A plumber's snake,
sometimes known as a "toilet jack" or "electric eel", is a flexible auger
used to remove clogs in plumbing
that cannot be loosened with a plunger
Most devices consist of a coiled metal wire with space between the coils at the end. The other end is attached to a device with a crank that rotates the wire as it moves down into the pipe. Drains are cleared by one of several mechanisms:
- The auger end of the wire digs itself into the clog much like a corkscrew, allowing retrieval of the object causing the clog when the snake is pulled out. (Commonly hair, combs, small toys, cloth.)
- The end of the snake breaks up the object, allowing it to pass through the drain. (Commonly tree roots, foam insulation, plastic objects.)
- The snake flails around the inside surface of the pipe, scraping off accumulated matter (ranging from mineral deposits to bacon fat) which was reducing the effective interior diameter of the drain pipe.
The auger should be turned clockwise only, unless it has become jammed in the drain.

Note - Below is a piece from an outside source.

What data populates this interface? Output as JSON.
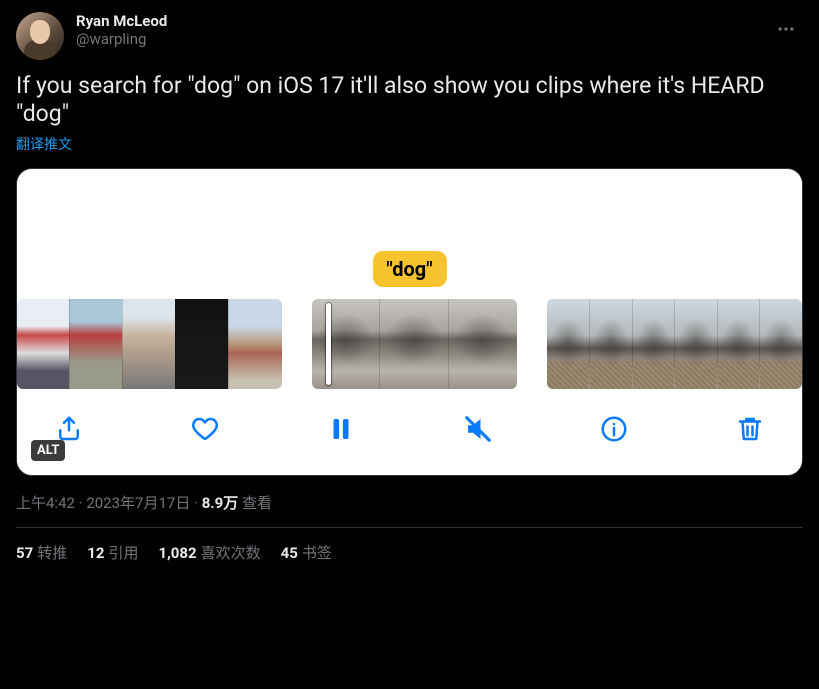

Not only is this essential for retrieval of foreign objects, but for the longevity of the cable.
- Hand augers, also known as hand spinners, are useful for clearing sink and bathtub drains. Note that they should never be used in toilets, as they may damage the bowl or become knotted in the large diameter drain pipe beneath. A rule of thumb is that a 1/4" cable should never be used in a drain larger than 2".
- Closet augers (named after water closets) feed a relatively short auger through a piece of metal tubing shaped like a "J". This allows them to easily be fed into water closets (flush toilets); a plastic boot on the end of the auger protects the finish of the visible porcelain. Since most toilet clogs occur in the trap built into the bowl, the short cable is sufficient to break up or retrieve the vast majority of clogs.
- Heavy-duty drum augers are motorized and have removable blades that may be attached to the end. These devices are able to cut through or break up tree roots and other stubborn objects. Used unskillfully, they will also readily break plastic or copper plumbing. Many are available with television cameras attached (ie. RIDGID's SeeSnake line), allowing inspection of the pipe's condition.
If the auger cannot break up or dig itself into the clog, the clogged section of the pipe (which can usually be located by measuring the length of the auger that has gone into the pipe) may have to be replaced by a plumber.
- RIDGID, notable manufacturer of snakes, with many online instructional videos.
- Drain rods